``Mandatory Grant Disclosures'' in subject line), Office: (301) 443-
5204, Fax: (301) 594-0899, Email: [email protected]
U.S. Department of Health and Human Services, Office of Inspector 
General, ATTN: Mandatory Grant Disclosures, Intake Coordinator, 330 
Independence Avenue SW, Cohen Building, Room 5527, Washington, DC 
20201, URL: https://oig.hhs.gov/fraud/report-fraud/. (Include 
``Mandatory Grant Disclosures'' in subject line), Fax: (202) 205-0604 
(Include ``Mandatory Grant Disclosures'' in subject line) or, Email: 
[email protected].

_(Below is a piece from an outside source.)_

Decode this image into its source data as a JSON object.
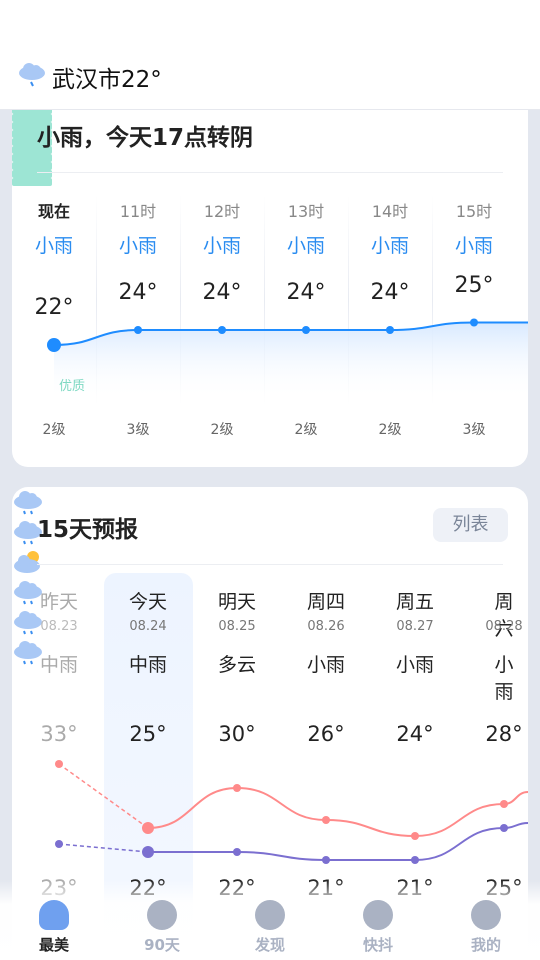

    Failure to make required disclosures can result in any of the 
remedies described in 45 CFR 75.371 Remedies for noncompliance, 
including suspension or debarment (see 2 CFR part 180 and 2 CFR part 

VII. Agency Contacts

    1. Questions on the programmatic issues may be directed to: LCDR 
Monique Richards, MSW, LICSW, Public Health Advisor, Indian Health 
Service, Division of Behavioral Health, 5600 Fishers Lane, Mail Stop: 
08N70C, Rockville, MD 20857, Telephone: (240) 252-9625, Fax: (301) 443-
5610, Email: [email protected].
    2. Questions on grants management and fiscal matters may be 
directed to: Sheila Miller, Grants Management Specialist, Indian Health 
Service, Division of Grants Management, 5600 Fishers Lane, Mail Stop: 
09E70, Rockville, MD 20857, Phone: (240) 535-9308, Email: 
[email protected].
    3. Questions on systems matters may be directed to: Paul Gettys, 
Acting Director, Division of Grants Management, Indian Health Service, 
Division of Grants Management, 5600 Fishers Lane, Mail Stop: 09E70, 
Rockville, MD 20857, Phone: (301) 443-2114; or the DGM main line (301) 
443-5204, E-Mail: [email protected].

VIII. Other Information

    The Public Health Service strongly encourages all grant, 
cooperative agreement, and contract recipients to provide a smoke-free 
workplace and promote the non-use of all tobacco products. In addition, 
Public Law 103-227, the Pro-Children Act of 1994, prohibits smoking in 
certain facilities (or in some cases, any portion of the facility) in 
which regular or routine education, library, day care, health care, or 
early childhood development services are provided to children. This is 
consistent with the HHS mission to protect and advance the physical and 
mental health of the American people.

Elizabeth A. Fowler,
Acting Director, Indian Health Service.
[FR Doc. 2022-07333 Filed 4-6-22; 8:45 am]